Sunday 15 January 2012

On Markets and a Quandary

The good news is that at Royal Holloway the Senior Management’s latest business plan has brought the definite proposed Classics redundancies down to ‘only’ two, from an original seven, and they are not to be implemented until 2014. Campaigning hard and publicly works. The bad news is that what is happening there is merely symptomatic of a much larger national problem. Any university in the country which doesn’t want to present itself as second-rate is now charging £9,000 for a year’s fees for an undergraduate degree. 

The members of my personal focus group of teenagers make two points loudly. First, they will not consider university if they have to shoulder all the debt themselves. No surprise there. Second--and I had not anticipated this, despite being personally convinced that the state should provide Higher Education to its young citizens--the teenagers are telling me that they don’t find the prospect of a certificate from a ‘for-profit provider’, even an old one with a blue chip reputation, as attractive as one from an institution which is somehow endorsed and supported by the public. 
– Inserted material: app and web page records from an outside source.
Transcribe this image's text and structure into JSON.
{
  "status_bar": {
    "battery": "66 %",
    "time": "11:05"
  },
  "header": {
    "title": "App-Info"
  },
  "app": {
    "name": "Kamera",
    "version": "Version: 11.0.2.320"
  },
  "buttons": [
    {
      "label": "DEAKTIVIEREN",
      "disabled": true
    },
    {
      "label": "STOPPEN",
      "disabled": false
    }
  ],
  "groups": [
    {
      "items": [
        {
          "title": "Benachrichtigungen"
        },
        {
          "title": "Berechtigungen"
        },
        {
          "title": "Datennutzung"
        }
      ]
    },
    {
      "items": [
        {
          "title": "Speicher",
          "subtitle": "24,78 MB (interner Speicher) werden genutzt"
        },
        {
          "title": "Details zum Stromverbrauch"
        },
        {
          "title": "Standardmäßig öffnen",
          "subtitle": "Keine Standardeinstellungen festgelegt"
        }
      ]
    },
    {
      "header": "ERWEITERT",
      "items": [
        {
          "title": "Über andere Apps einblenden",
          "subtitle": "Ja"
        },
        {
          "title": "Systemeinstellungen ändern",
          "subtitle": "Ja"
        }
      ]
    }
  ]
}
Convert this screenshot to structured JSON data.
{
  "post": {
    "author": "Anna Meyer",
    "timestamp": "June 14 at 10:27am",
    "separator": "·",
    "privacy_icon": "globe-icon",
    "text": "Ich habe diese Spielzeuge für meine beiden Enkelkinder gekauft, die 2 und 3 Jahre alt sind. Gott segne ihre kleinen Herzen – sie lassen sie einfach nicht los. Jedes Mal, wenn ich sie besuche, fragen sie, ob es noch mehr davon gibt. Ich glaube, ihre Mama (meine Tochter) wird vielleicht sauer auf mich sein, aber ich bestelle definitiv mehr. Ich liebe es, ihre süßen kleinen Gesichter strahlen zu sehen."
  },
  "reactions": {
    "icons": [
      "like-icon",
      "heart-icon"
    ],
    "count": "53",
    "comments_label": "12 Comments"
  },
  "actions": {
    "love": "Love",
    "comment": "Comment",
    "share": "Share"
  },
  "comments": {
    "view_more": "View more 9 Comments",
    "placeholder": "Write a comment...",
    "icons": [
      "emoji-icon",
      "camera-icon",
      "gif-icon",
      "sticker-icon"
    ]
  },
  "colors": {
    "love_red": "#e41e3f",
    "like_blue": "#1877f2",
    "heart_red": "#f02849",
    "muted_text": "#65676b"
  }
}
That is, they think that getting a degree which was partly funded by their fellow citizens was a better, more prestigious and satisfying achievement than buying one from a private enterprise. They don’t feel they have to be graduates from the new, devalued model university to get on in life.

But this is a problem which touches me personally.

Like many other parents of secondary-school children, I am faced with a serious financial problem. I want them to have their mental powers developed at tertiary level, but if we are to stay in the UK I am going to have to find some hardcore money: 2 children x 3 years x £9000 = £54,000. I have not inherited any wealth, and am too old to begin a career in prostitution. 

The only mild talent I have is writing non-fiction, but the problem here is that I believe that all research and scholarship should be accessible to the widest possible public free of charge. A couple of years ago I resolved never to sign any more book contracts which sold the fruits of my (then publicly funded) research to private publishing firms. My intention was and is to explore publishing entire books free online which could be printed off if people wanted them. But I live in a world where everything is allowed to be dictated by markets rather than the principle of attaining the common good.

If I am not to put my own children at a serious disadvantage, I need to make money to pay university fees by 2017. I have always refused to get a literary agent, since I take a dim view of academics whose main goal is to nurture a personality cult. But educating one’s children is something else. 

Several years ago a well-respected agent approached me, and I did not respond. But yesterday I finally changed my mind. I am going to try to suggest that books sell better if they are also available free online (which is widely if covertly acknowledged in the publishing business). If I get lucky and make more than my children’s university fees, I will use the dosh to found the new management-free and fee-free People’s University. I’ll report back here next week.


  1. I don't like the new fees any more than anybody else - but it is simply false to state that somebody on a professor's salary but without inherited wealth cannot afford to send two children to university with £9000 fees...

    The loans system is not one I would defend as the best option, but it does exist and it does make it possible (so that the suggestion that you must get hold of £54 000 by 2017 is at best misleading).

    There's obviously room for disagreement about how the new fees should be opposed (and I agree that they should be!), but I think it is risky to do it this way, since there is a risk that one can end up making people believe that it is impossible for them to study when that is not the case.

    Good luck with the royalty cheques, though!

  2. You don't have to find £9,000 per year. The new system means that HE is free at the point of entry. You pay it back only after you earn above the national averse salary of £21,000 and even then in smaller installments than current graduates are paying.

    Under the old system you paid up front. If you took out a loan you paid it back once you were earning £15,000 pa and at a higher rate. Under that system a graduate earning £22,000 pa would pay back roughly £70 per month.

    Under the new system you pay after university and after you earn above £21,000. Under that system a graduate earning £22,000 pa would pay back roughly £40 per month. The loan is spread out over 30 years and wiped if not fully paid off by then. It does not affect your ability to get a mortgage and is not the same as a credit card debt.